**Task directions:**
Leave the images out, and copy each of the records below exactly.
┌─ Provided records
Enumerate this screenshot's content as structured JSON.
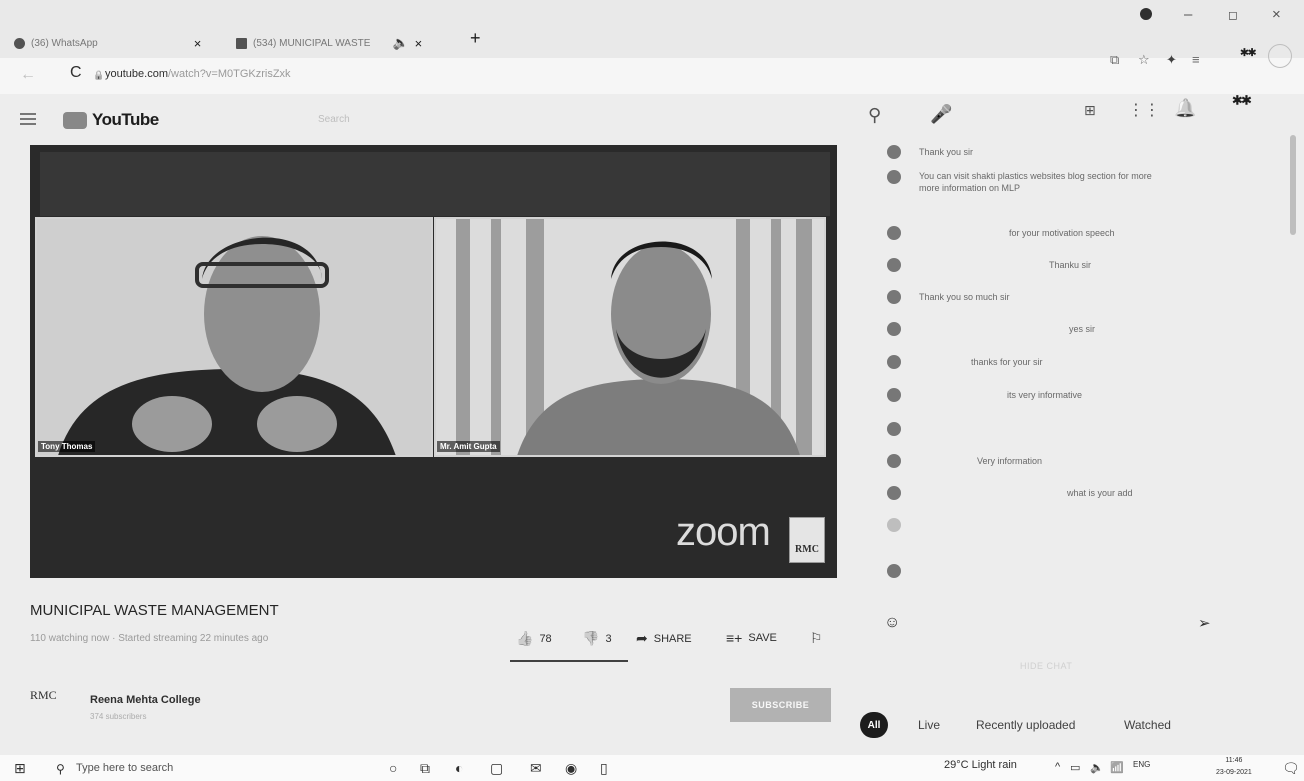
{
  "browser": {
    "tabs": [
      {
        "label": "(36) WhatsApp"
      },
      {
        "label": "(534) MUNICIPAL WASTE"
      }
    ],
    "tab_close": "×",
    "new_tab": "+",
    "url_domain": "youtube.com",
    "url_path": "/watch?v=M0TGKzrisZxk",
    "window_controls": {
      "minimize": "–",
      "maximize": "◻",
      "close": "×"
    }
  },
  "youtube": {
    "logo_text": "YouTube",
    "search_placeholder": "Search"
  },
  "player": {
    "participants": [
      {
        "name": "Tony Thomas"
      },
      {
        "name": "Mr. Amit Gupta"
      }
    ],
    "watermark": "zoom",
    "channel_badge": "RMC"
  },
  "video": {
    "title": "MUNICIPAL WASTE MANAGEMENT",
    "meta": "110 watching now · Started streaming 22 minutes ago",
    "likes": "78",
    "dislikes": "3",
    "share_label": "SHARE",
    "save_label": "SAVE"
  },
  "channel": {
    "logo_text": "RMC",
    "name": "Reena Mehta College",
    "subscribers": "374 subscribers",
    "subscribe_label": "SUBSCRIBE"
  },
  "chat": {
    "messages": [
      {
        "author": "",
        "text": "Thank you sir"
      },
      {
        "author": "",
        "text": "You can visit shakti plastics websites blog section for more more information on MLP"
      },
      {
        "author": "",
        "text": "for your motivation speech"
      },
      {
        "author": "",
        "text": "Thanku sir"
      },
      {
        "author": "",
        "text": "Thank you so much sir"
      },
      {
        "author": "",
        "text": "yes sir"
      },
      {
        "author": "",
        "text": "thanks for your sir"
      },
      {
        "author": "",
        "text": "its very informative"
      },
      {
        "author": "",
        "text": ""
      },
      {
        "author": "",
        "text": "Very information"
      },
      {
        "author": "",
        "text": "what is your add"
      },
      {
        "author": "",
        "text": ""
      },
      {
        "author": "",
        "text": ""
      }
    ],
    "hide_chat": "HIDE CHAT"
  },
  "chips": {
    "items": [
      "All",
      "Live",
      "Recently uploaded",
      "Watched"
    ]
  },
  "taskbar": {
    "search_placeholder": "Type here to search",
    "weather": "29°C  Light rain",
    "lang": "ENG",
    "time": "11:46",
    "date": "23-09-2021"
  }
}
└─
**Solution below:**
Enumerate this screenshot's content as structured JSON.
{
  "browser": {
    "tabs": [
      {
        "label": "(36) WhatsApp"
      },
      {
        "label": "(534) MUNICIPAL WASTE"
      }
    ],
    "tab_close": "×",
    "new_tab": "+",
    "url_domain": "youtube.com",
    "url_path": "/watch?v=M0TGKzrisZxk",
    "window_controls": {
      "minimize": "–",
      "maximize": "◻",
      "close": "×"
    }
  },
  "youtube": {
    "logo_text": "YouTube",
    "search_placeholder": "Search"
  },
  "player": {
    "participants": [
      {
        "name": "Tony Thomas"
      },
      {
        "name": "Mr. Amit Gupta"
      }
    ],
    "watermark": "zoom",
    "channel_badge": "RMC"
  },
  "video": {
    "title": "MUNICIPAL WASTE MANAGEMENT",
    "meta": "110 watching now · Started streaming 22 minutes ago",
    "likes": "78",
    "dislikes": "3",
    "share_label": "SHARE",
    "save_label": "SAVE"
  },
  "channel": {
    "logo_text": "RMC",
    "name": "Reena Mehta College",
    "subscribers": "374 subscribers",
    "subscribe_label": "SUBSCRIBE"
  },
  "chat": {
    "messages": [
      {
        "author": "",
        "text": "Thank you sir"
      },
      {
        "author": "",
        "text": "You can visit shakti plastics websites blog section for more more information on MLP"
      },
      {
        "author": "",
        "text": "for your motivation speech"
      },
      {
        "author": "",
        "text": "Thanku sir"
      },
      {
        "author": "",
        "text": "Thank you so much sir"
      },
      {
        "author": "",
        "text": "yes sir"
      },
      {
        "author": "",
        "text": "thanks for your sir"
      },
      {
        "author": "",
        "text": "its very informative"
      },
      {
        "author": "",
        "text": ""
      },
      {
        "author": "",
        "text": "Very information"
      },
      {
        "author": "",
        "text": "what is your add"
      },
      {
        "author": "",
        "text": ""
      },
      {
        "author": "",
        "text": ""
      }
    ],
    "hide_chat": "HIDE CHAT"
  },
  "chips": {
    "items": [
      "All",
      "Live",
      "Recently uploaded",
      "Watched"
    ]
  },
  "taskbar": {
    "search_placeholder": "Type here to search",
    "weather": "29°C  Light rain",
    "lang": "ENG",
    "time": "11:46",
    "date": "23-09-2021"
  }
}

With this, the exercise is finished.